    I consider anyone who believes in AGW to be an idiot, but I suspect very few of them are actually deeply evil in their intent, regardless of the almost certain end-result if given their way. Gore & Co., yeah, they're perambulating paper containers of absolute bovine excreta... but most people THINK they're doing "the right thing".

    If you actually believe that most, much less all, of your opposition on ANY issue -- Gay Marriage, Abortion, Euthanasia, AGW, whatever -- is J.R. Ewing sitting there cackling at his own knowingly evil acts, then you're even stupider than you imagine they are for supporting the wrong side.

    In case it wasn't obvious, I would claim you're not just wrong, but woefully wrong, for most of the reasons Dale articulates, as well as others I'm not going to bother to articulate -- since clearly you're going to blow me off as an "angry hate type".

    But you're wrong. I don't feel any hate... none in the least -- but in your case, I'm willing to make an exception, if you insist.

    >>>> I don’t know of any convicted prisoner that is appealing their life imprisonment sentence to have it “commuted” to the death penalty.

    Yes, that's the ONLY option, "the government solution". WHAT blog did you think you were on, "DU"?

    Like it's not VASTLY easier to just make threats against the biggest badass already serving multiple life sentences in the prison that you're going to shank him (thereby making sure he goes around armed) and then attacking him barehanded.... or to tie some bedsheets together and hang yourself.

    Really? You figured that the only way to change your sentence from "life" was to appeal for HELP in that regard?

    Head {----} Rectum
    Much more separation is called for. Direct contact is no way to go through life.

  12. Mark:

    "Yes, that’s the ONLY option, “the government solution”. WHAT blog did you think you were on, “DU”?"

    What does that even mean? YOu clearly do not understand the context of what I was speaking of. I will explain it to you since you seem to be too stupid to understand (as evidenced by your rambling posts).

    A couple of poster stated that they though that life imprisonment would be worse than getting the death penalty. But, this is just a claim, supported by the fact that there is no one that is seeking to have their life imprisonment changed to the death penalty, or even fights for the death penalty over life imprisonment. While the fight to overturn the death sentence is universal.

  13. Gil:

    * facepalm! *

    That should read "the free market can't because they don't have any authority . . ."

    Especially considering that disbanding the government is about disbanding authority.

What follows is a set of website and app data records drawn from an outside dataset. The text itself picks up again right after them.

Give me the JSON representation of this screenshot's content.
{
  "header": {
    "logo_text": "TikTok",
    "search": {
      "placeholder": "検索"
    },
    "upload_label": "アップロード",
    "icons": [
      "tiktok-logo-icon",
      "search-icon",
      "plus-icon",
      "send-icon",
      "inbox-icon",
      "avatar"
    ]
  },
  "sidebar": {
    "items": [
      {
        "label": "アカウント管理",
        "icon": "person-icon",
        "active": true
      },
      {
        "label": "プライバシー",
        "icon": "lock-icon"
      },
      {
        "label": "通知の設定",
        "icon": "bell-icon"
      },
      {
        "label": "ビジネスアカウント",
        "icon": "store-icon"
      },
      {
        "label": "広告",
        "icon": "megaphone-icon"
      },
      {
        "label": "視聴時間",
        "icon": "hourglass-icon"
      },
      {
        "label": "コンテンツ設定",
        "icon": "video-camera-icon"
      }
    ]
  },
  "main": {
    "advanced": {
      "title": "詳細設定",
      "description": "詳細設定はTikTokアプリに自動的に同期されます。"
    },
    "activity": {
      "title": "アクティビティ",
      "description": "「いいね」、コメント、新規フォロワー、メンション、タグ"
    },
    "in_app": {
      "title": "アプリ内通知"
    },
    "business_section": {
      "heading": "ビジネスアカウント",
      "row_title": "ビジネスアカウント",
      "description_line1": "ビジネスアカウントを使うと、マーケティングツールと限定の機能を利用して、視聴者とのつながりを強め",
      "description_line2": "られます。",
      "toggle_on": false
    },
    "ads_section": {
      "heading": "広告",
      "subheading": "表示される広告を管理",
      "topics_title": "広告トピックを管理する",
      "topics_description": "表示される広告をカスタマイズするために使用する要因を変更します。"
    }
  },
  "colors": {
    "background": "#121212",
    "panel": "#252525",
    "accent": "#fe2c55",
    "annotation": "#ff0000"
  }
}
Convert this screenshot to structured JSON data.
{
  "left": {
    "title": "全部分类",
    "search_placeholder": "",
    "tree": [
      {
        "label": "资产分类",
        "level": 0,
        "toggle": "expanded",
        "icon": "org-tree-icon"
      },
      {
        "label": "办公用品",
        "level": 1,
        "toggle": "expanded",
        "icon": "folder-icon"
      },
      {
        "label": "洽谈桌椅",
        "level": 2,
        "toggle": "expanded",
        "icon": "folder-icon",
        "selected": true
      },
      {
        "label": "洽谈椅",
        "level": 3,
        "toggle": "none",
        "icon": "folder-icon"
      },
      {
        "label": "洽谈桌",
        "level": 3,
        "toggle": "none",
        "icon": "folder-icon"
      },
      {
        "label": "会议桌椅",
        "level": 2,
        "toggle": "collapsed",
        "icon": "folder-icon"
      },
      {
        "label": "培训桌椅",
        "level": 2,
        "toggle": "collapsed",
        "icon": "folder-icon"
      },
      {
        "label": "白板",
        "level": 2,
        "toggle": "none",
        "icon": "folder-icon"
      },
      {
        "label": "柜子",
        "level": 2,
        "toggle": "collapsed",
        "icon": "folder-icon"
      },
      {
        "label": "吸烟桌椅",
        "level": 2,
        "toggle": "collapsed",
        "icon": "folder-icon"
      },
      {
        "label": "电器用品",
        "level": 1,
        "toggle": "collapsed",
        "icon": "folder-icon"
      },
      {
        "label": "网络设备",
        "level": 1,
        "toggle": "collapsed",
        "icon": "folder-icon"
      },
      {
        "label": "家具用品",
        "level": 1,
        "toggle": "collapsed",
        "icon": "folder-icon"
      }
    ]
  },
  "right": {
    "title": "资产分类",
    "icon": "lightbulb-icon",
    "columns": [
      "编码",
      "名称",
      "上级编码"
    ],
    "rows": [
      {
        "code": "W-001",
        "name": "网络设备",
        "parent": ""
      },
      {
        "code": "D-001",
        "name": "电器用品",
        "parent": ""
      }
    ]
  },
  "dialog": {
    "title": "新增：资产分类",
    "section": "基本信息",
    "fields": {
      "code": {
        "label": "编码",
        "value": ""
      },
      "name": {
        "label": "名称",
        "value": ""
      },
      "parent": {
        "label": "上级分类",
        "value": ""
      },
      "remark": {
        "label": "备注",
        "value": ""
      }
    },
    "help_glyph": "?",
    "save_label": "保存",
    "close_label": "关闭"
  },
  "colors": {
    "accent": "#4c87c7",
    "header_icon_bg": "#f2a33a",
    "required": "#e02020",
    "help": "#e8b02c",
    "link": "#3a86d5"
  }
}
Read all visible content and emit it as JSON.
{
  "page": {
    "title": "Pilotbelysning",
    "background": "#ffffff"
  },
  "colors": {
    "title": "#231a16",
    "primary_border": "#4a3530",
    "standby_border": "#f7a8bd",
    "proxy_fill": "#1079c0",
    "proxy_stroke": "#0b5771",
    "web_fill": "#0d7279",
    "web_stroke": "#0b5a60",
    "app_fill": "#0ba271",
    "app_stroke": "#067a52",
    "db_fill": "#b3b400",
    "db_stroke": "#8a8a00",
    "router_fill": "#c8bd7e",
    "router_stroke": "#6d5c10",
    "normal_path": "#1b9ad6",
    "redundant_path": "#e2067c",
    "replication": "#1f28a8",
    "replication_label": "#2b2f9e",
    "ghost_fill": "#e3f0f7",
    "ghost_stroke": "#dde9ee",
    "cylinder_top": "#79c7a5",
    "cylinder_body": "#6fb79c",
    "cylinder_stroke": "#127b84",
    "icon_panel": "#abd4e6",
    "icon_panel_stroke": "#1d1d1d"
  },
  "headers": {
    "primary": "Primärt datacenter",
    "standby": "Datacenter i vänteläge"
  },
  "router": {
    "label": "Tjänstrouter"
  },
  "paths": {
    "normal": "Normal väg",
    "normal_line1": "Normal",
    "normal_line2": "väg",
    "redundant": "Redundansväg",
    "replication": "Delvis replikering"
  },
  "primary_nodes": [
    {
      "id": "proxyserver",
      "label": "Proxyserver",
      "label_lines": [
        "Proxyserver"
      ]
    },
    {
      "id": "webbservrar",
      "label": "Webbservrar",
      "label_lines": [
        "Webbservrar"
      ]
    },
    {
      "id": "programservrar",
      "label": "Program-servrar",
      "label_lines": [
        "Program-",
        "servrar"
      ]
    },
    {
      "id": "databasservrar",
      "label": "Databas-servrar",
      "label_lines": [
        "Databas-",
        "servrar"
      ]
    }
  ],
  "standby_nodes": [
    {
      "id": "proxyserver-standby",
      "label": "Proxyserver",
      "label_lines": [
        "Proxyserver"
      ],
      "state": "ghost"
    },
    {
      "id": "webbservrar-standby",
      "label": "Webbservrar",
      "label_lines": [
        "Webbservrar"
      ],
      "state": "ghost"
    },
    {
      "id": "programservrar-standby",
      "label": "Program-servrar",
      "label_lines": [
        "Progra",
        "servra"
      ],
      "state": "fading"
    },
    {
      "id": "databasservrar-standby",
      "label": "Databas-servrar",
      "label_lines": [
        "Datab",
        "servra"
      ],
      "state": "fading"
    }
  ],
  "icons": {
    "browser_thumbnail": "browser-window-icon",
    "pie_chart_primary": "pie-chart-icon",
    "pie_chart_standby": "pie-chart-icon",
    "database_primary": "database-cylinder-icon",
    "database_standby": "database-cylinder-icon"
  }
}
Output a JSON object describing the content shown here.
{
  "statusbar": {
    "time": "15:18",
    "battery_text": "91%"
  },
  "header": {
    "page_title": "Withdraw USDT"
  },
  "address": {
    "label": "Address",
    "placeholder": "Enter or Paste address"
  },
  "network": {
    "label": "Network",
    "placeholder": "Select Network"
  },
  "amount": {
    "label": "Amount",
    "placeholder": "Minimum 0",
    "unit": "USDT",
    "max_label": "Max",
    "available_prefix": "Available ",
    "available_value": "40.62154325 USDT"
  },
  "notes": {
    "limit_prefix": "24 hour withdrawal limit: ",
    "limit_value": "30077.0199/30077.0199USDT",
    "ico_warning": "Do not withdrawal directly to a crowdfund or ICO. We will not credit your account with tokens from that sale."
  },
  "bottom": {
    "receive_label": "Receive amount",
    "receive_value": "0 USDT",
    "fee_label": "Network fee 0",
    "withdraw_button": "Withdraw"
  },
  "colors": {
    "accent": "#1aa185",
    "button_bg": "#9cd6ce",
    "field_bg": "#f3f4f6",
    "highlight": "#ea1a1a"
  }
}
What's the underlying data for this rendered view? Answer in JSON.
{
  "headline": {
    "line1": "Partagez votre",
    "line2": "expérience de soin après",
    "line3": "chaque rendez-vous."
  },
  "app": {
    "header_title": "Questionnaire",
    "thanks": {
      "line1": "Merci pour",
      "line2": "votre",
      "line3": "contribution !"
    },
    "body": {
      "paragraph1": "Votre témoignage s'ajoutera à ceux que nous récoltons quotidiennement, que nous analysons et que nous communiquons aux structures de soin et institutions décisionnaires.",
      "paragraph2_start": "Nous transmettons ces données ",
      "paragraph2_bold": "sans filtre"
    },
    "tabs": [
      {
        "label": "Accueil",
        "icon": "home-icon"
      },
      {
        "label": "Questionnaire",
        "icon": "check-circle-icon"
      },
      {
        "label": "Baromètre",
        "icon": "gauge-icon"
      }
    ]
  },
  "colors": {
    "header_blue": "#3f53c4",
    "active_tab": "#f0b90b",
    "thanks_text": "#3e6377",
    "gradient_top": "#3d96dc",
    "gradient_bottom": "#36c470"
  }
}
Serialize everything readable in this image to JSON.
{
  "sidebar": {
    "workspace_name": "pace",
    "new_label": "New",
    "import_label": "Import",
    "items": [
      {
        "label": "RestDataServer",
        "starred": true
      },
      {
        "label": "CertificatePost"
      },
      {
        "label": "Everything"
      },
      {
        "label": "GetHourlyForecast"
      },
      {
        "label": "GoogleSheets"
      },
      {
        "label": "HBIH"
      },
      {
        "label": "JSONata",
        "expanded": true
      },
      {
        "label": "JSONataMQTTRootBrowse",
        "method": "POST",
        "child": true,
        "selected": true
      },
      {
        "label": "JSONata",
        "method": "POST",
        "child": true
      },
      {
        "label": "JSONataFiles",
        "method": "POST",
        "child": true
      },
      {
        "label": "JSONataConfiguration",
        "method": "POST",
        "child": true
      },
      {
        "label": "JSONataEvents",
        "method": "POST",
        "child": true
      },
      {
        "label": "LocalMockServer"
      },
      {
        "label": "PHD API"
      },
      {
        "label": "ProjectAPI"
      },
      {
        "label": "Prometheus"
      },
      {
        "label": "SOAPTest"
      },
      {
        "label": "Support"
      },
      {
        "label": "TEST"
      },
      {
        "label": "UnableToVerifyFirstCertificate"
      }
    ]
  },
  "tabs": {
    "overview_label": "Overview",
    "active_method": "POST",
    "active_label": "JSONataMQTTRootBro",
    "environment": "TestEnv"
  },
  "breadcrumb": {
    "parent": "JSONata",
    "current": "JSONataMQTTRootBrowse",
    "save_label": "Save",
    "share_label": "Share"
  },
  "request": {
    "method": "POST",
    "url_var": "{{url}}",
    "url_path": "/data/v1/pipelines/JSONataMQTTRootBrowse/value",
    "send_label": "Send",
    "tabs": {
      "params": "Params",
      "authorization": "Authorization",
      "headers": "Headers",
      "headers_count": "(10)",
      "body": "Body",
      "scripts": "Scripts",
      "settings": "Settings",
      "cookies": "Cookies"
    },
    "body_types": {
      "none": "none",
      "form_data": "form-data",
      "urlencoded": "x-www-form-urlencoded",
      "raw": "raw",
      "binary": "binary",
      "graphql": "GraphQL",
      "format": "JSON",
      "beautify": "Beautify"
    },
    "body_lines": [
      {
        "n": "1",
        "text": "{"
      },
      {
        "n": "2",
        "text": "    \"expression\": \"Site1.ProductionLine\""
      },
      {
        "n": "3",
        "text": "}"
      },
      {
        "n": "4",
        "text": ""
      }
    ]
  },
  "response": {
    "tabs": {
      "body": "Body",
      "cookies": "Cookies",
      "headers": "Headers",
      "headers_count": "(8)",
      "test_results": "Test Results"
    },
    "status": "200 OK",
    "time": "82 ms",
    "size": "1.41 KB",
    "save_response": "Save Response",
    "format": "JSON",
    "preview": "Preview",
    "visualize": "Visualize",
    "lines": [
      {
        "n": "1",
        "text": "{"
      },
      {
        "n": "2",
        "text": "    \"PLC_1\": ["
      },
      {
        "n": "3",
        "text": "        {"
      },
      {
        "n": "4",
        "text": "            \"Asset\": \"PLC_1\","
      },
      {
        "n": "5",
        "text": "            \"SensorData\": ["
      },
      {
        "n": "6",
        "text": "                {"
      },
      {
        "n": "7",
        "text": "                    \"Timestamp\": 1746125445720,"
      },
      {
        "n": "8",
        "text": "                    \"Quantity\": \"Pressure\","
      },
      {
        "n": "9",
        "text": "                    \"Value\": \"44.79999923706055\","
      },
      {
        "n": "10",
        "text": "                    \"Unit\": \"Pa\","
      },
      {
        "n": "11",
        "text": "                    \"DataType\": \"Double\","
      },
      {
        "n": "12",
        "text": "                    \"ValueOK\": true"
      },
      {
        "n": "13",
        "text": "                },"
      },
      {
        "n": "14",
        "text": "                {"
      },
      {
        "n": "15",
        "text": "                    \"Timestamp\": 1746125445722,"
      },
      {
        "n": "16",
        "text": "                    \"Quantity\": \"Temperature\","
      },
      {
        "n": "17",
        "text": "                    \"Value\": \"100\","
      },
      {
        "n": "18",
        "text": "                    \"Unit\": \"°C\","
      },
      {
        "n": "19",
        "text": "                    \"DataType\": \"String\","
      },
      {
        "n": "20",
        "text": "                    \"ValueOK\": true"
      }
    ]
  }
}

If a PDA can kidnap and hold someone because they're accused of a crime then who's to tell whether it's a genuine Libertarian crime or a vice crime? Indeed one of accusation against Zimmerman is that he had no formal authority to play cop.